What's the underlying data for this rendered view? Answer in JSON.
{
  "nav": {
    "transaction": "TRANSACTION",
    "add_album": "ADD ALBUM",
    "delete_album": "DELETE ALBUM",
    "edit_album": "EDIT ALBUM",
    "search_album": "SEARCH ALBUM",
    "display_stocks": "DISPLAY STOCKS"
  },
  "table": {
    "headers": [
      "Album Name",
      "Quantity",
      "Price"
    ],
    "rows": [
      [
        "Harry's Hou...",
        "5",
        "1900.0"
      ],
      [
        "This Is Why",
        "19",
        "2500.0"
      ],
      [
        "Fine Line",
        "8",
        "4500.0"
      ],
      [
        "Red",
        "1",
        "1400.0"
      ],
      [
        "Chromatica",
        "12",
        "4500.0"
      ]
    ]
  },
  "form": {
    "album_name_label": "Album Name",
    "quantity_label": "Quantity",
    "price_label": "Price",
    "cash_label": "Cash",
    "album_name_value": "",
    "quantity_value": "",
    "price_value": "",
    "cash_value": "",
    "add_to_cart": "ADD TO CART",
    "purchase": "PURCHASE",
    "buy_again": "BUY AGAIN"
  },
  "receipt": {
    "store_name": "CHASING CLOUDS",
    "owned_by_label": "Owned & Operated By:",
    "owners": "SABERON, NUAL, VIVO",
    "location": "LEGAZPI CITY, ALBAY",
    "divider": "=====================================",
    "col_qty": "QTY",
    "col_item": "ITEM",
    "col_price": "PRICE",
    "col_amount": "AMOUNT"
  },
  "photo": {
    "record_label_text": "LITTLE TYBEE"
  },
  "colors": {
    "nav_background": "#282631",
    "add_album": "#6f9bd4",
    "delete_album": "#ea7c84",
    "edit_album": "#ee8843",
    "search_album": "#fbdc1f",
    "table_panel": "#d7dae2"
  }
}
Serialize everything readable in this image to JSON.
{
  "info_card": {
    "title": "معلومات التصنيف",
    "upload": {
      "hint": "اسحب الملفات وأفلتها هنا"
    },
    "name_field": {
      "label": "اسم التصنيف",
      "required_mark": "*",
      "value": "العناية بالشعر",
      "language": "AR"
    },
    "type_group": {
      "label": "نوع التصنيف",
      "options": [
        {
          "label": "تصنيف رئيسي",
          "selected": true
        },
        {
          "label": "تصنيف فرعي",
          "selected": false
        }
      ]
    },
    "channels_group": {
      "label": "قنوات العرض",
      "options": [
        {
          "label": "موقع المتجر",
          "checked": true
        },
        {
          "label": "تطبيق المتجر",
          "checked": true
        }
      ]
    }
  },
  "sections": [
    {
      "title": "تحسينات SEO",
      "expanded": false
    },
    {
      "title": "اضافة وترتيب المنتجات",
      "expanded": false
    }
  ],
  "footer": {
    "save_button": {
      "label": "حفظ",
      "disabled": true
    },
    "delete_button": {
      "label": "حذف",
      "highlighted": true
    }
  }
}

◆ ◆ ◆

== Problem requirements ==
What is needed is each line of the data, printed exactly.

== Result ==
What's the underlying data for this rendered view? Answer in JSON.
{
  "nav": {
    "transaction": "TRANSACTION",
    "add_album": "ADD ALBUM",
    "delete_album": "DELETE ALBUM",
    "edit_album": "EDIT ALBUM",
    "search_album": "SEARCH ALBUM",
    "display_stocks": "DISPLAY STOCKS"
  },
  "table": {
    "headers": [
      "Album Name",
      "Quantity",
      "Price"
    ],
    "rows": [
      [
        "Harry's Hou...",
        "5",
        "1900.0"
      ],
      [
        "This Is Why",
        "19",
        "2500.0"
      ],
      [
        "Fine Line",
        "8",
        "4500.0"
      ],
      [
        "Red",
        "1",
        "1400.0"
      ],
      [
        "Chromatica",
        "12",
        "4500.0"
      ]
    ]
  },
  "form": {
    "album_name_label": "Album Name",
    "quantity_label": "Quantity",
    "price_label": "Price",
    "cash_label": "Cash",
    "album_name_value": "",
    "quantity_value": "",
    "price_value": "",
    "cash_value": "",
    "add_to_cart": "ADD TO CART",
    "purchase": "PURCHASE",
    "buy_again": "BUY AGAIN"
  },
  "receipt": {
    "store_name": "CHASING CLOUDS",
    "owned_by_label": "Owned & Operated By:",
    "owners": "SABERON, NUAL, VIVO",
    "location": "LEGAZPI CITY, ALBAY",
    "divider": "=====================================",
    "col_qty": "QTY",
    "col_item": "ITEM",
    "col_price": "PRICE",
    "col_amount": "AMOUNT"
  },
  "photo": {
    "record_label_text": "LITTLE TYBEE"
  },
  "colors": {
    "nav_background": "#282631",
    "add_album": "#6f9bd4",
    "delete_album": "#ea7c84",
    "edit_album": "#ee8843",
    "search_album": "#fbdc1f",
    "table_panel": "#d7dae2"
  }
}
Serialize everything readable in this image to JSON.
{
  "info_card": {
    "title": "معلومات التصنيف",
    "upload": {
      "hint": "اسحب الملفات وأفلتها هنا"
    },
    "name_field": {
      "label": "اسم التصنيف",
      "required_mark": "*",
      "value": "العناية بالشعر",
      "language": "AR"
    },
    "type_group": {
      "label": "نوع التصنيف",
      "options": [
        {
          "label": "تصنيف رئيسي",
          "selected": true
        },
        {
          "label": "تصنيف فرعي",
          "selected": false
        }
      ]
    },
    "channels_group": {
      "label": "قنوات العرض",
      "options": [
        {
          "label": "موقع المتجر",
          "checked": true
        },
        {
          "label": "تطبيق المتجر",
          "checked": true
        }
      ]
    }
  },
  "sections": [
    {
      "title": "تحسينات SEO",
      "expanded": false
    },
    {
      "title": "اضافة وترتيب المنتجات",
      "expanded": false
    }
  ],
  "footer": {
    "save_button": {
      "label": "حفظ",
      "disabled": true
    },
    "delete_button": {
      "label": "حذف",
      "highlighted": true
    }
  }
}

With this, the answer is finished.